[Data about app and page elements]
>>>>

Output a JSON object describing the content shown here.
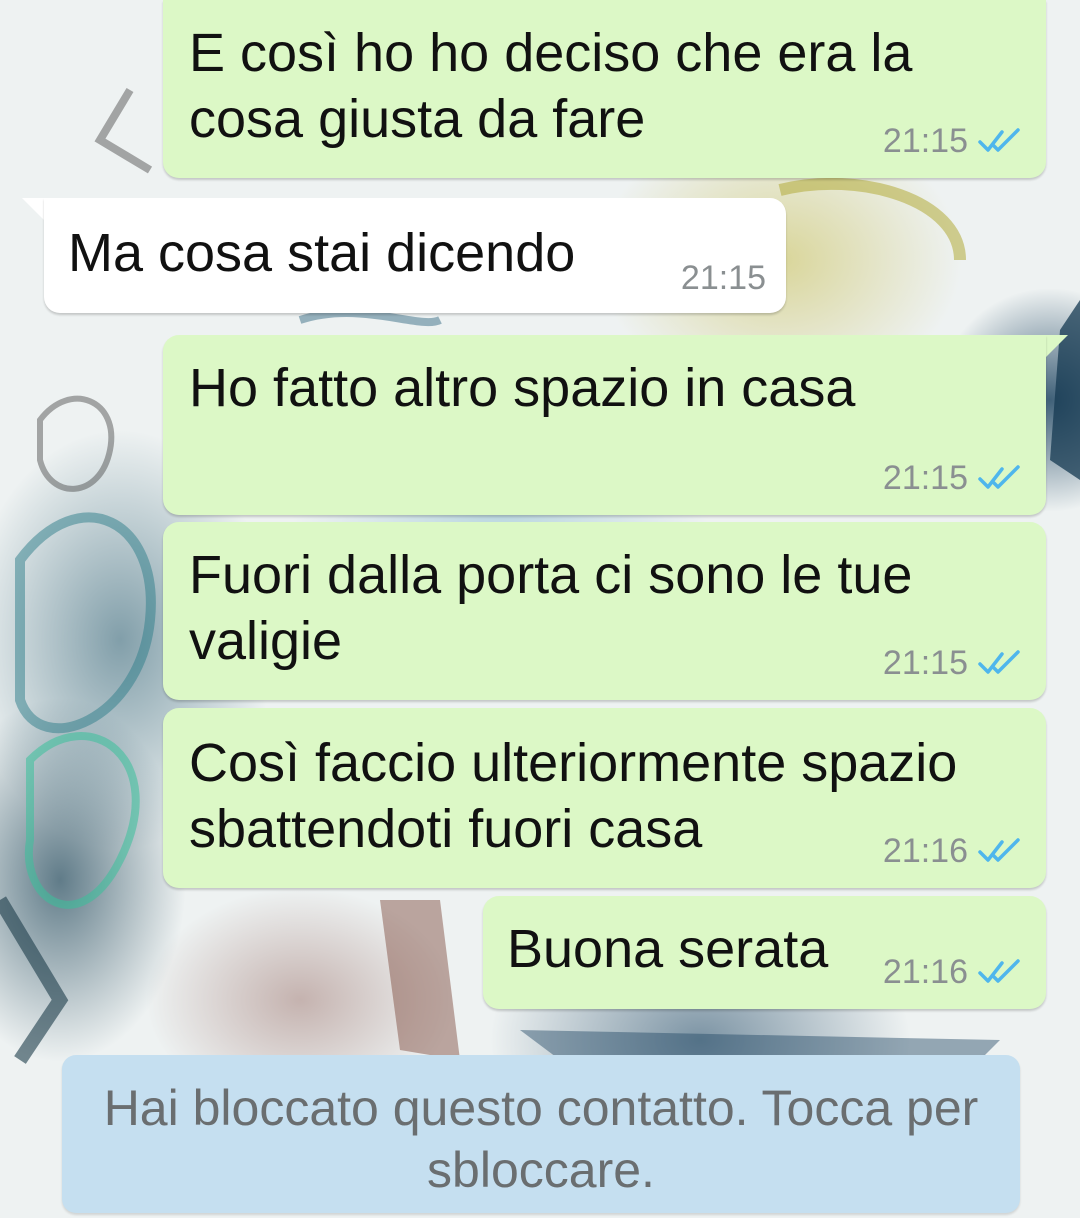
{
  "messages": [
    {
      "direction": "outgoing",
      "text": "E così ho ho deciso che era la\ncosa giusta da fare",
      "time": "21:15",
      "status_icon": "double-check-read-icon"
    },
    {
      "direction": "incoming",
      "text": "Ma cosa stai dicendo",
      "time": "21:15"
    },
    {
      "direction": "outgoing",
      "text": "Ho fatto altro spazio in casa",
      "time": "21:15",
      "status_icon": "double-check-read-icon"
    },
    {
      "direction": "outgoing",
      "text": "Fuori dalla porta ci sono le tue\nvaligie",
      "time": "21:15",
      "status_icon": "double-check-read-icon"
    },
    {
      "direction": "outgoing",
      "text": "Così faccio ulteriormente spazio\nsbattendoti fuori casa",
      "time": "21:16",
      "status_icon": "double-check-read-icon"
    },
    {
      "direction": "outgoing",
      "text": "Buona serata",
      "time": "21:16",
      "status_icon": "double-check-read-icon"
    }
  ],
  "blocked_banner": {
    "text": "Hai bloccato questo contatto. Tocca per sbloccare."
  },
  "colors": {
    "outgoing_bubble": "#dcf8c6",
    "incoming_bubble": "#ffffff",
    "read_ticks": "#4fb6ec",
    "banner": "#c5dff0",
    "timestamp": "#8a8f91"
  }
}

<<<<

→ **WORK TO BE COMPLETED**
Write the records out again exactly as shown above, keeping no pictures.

→ **REPLY**
Output a JSON object describing the content shown here.
{
  "messages": [
    {
      "direction": "outgoing",
      "text": "E così ho ho deciso che era la\ncosa giusta da fare",
      "time": "21:15",
      "status_icon": "double-check-read-icon"
    },
    {
      "direction": "incoming",
      "text": "Ma cosa stai dicendo",
      "time": "21:15"
    },
    {
      "direction": "outgoing",
      "text": "Ho fatto altro spazio in casa",
      "time": "21:15",
      "status_icon": "double-check-read-icon"
    },
    {
      "direction": "outgoing",
      "text": "Fuori dalla porta ci sono le tue\nvaligie",
      "time": "21:15",
      "status_icon": "double-check-read-icon"
    },
    {
      "direction": "outgoing",
      "text": "Così faccio ulteriormente spazio\nsbattendoti fuori casa",
      "time": "21:16",
      "status_icon": "double-check-read-icon"
    },
    {
      "direction": "outgoing",
      "text": "Buona serata",
      "time": "21:16",
      "status_icon": "double-check-read-icon"
    }
  ],
  "blocked_banner": {
    "text": "Hai bloccato questo contatto. Tocca per sbloccare."
  },
  "colors": {
    "outgoing_bubble": "#dcf8c6",
    "incoming_bubble": "#ffffff",
    "read_ticks": "#4fb6ec",
    "banner": "#c5dff0",
    "timestamp": "#8a8f91"
  }
}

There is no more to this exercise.